ASSIGNMENT> The word "JSON" marks the lines to copy; find all of them in the entries below.

Dataset rows describing interfaces
/---

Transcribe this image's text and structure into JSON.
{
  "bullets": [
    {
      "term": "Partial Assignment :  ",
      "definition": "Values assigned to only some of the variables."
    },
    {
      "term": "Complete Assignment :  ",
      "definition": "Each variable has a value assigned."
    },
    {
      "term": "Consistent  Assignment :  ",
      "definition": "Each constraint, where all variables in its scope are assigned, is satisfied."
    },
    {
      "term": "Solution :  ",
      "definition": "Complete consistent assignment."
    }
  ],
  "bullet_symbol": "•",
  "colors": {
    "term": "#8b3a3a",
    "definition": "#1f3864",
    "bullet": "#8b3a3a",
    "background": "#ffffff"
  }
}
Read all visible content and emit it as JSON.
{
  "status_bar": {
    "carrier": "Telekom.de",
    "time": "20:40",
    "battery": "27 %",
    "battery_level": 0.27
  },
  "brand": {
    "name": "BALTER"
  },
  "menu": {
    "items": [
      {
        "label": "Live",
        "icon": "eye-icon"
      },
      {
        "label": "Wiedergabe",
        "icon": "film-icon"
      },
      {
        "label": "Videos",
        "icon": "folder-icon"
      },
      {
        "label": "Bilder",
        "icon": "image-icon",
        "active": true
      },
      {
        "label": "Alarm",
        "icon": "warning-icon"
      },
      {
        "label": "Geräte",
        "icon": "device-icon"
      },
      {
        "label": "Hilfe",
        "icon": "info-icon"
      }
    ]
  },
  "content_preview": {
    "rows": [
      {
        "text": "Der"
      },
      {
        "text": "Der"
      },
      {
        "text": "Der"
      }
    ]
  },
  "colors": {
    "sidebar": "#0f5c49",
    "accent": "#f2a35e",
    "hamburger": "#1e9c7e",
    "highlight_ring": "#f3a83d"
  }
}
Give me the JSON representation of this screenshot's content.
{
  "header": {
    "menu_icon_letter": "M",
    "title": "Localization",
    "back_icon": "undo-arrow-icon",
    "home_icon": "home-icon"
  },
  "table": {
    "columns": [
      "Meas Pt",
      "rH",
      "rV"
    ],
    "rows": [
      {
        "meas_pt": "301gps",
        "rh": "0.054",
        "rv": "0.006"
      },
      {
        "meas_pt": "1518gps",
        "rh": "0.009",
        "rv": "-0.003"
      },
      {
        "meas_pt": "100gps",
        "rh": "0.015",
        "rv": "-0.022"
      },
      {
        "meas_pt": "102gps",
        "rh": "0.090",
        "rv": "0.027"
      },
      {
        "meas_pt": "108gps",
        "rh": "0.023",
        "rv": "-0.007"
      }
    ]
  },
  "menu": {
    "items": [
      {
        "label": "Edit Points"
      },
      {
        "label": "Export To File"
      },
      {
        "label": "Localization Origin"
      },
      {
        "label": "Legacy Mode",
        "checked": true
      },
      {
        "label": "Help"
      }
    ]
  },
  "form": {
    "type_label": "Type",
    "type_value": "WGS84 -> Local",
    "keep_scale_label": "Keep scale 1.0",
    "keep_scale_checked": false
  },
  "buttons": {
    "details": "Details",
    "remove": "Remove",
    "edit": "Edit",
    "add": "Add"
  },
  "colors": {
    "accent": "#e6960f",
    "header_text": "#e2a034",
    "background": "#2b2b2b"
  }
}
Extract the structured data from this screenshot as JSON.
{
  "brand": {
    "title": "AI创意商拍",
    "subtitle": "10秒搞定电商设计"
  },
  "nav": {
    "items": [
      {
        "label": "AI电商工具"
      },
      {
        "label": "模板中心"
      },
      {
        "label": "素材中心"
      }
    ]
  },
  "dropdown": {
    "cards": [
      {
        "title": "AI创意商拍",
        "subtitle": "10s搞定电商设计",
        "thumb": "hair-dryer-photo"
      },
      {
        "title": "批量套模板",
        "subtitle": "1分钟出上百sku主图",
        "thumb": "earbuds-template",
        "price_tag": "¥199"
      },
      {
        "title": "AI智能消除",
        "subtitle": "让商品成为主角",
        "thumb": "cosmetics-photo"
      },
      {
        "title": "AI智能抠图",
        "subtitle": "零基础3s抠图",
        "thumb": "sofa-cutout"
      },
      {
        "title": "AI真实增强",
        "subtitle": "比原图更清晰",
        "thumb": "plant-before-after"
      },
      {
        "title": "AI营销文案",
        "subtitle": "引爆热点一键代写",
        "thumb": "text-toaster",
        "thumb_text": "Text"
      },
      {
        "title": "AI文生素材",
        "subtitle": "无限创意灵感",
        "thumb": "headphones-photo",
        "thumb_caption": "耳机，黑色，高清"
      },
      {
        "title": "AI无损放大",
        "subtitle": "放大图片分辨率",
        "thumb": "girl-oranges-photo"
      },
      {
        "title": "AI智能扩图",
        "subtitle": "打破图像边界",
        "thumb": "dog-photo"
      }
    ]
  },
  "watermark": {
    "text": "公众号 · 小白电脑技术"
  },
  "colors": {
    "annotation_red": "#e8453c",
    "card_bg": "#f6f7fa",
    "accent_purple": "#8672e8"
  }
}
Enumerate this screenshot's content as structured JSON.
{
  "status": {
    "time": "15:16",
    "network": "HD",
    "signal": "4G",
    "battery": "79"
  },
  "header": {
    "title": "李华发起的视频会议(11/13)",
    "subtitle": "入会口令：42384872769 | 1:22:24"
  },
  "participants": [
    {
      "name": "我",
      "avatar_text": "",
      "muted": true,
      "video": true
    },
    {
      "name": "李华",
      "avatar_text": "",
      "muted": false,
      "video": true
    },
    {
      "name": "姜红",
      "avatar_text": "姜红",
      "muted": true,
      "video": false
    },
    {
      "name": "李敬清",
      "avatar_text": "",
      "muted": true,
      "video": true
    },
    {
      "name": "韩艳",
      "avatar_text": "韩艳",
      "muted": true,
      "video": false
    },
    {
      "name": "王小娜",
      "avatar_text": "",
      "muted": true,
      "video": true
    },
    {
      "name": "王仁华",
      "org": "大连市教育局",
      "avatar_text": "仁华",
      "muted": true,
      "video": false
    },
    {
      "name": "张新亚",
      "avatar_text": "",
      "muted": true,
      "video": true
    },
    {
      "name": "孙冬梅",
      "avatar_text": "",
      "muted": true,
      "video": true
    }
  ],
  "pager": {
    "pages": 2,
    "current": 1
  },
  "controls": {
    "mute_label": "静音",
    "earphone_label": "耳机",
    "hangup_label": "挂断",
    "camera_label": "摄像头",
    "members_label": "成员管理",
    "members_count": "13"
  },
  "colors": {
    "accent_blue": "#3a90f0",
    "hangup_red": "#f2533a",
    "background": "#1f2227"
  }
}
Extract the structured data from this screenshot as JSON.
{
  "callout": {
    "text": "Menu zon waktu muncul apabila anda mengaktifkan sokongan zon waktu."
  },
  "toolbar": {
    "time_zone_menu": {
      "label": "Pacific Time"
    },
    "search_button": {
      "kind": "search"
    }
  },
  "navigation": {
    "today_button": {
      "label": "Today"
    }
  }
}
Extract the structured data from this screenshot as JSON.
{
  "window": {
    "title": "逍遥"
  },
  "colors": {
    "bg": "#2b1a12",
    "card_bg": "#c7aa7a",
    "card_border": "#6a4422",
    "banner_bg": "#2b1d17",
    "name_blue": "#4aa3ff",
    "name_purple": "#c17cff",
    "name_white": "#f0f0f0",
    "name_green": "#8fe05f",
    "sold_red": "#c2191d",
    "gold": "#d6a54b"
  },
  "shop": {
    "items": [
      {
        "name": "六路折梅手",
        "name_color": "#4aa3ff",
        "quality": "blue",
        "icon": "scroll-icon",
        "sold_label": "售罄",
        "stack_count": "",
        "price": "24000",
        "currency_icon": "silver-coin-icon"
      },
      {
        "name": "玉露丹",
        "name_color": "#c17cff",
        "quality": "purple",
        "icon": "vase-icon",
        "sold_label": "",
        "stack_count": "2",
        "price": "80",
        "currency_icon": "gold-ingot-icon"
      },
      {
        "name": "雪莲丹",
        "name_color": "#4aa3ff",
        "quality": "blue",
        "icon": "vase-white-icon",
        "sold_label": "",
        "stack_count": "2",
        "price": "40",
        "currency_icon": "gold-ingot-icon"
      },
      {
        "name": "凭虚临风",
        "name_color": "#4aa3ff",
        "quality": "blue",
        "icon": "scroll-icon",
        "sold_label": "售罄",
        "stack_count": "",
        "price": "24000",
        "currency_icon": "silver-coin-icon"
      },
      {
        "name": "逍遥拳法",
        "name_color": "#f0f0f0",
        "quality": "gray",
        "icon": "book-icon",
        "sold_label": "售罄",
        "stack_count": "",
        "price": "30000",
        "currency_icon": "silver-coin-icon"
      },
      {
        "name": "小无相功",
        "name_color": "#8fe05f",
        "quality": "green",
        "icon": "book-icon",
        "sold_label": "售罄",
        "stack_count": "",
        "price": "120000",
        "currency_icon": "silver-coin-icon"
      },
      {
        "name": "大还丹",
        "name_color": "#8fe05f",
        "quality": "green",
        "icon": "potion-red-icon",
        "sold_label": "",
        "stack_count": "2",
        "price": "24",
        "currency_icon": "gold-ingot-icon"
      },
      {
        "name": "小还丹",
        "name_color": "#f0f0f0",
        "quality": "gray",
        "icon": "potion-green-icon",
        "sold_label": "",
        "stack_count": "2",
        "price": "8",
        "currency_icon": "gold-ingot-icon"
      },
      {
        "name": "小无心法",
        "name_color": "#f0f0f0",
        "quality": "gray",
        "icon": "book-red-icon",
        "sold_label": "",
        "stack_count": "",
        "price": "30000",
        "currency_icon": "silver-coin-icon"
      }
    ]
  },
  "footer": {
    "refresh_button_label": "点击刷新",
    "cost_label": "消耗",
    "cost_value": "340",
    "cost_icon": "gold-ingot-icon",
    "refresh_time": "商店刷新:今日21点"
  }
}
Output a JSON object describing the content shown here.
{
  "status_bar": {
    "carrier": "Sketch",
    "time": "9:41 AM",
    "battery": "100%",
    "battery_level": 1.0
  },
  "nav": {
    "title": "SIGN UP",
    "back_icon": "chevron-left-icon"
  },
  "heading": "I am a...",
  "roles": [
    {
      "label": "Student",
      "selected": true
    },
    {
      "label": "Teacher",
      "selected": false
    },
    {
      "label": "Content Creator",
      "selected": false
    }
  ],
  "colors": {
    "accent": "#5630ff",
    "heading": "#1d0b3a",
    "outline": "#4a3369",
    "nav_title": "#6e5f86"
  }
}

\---

SOLUTION TO THIS TASK>
Transcribe this image's text and structure into JSON.
Read all visible content and emit it as JSON.
Give me the JSON representation of this screenshot's content.
Extract the structured data from this screenshot as JSON.
Enumerate this screenshot's content as structured JSON.
Extract the structured data from this screenshot as JSON.
Extract the structured data from this screenshot as JSON.
Output a JSON object describing the content shown here.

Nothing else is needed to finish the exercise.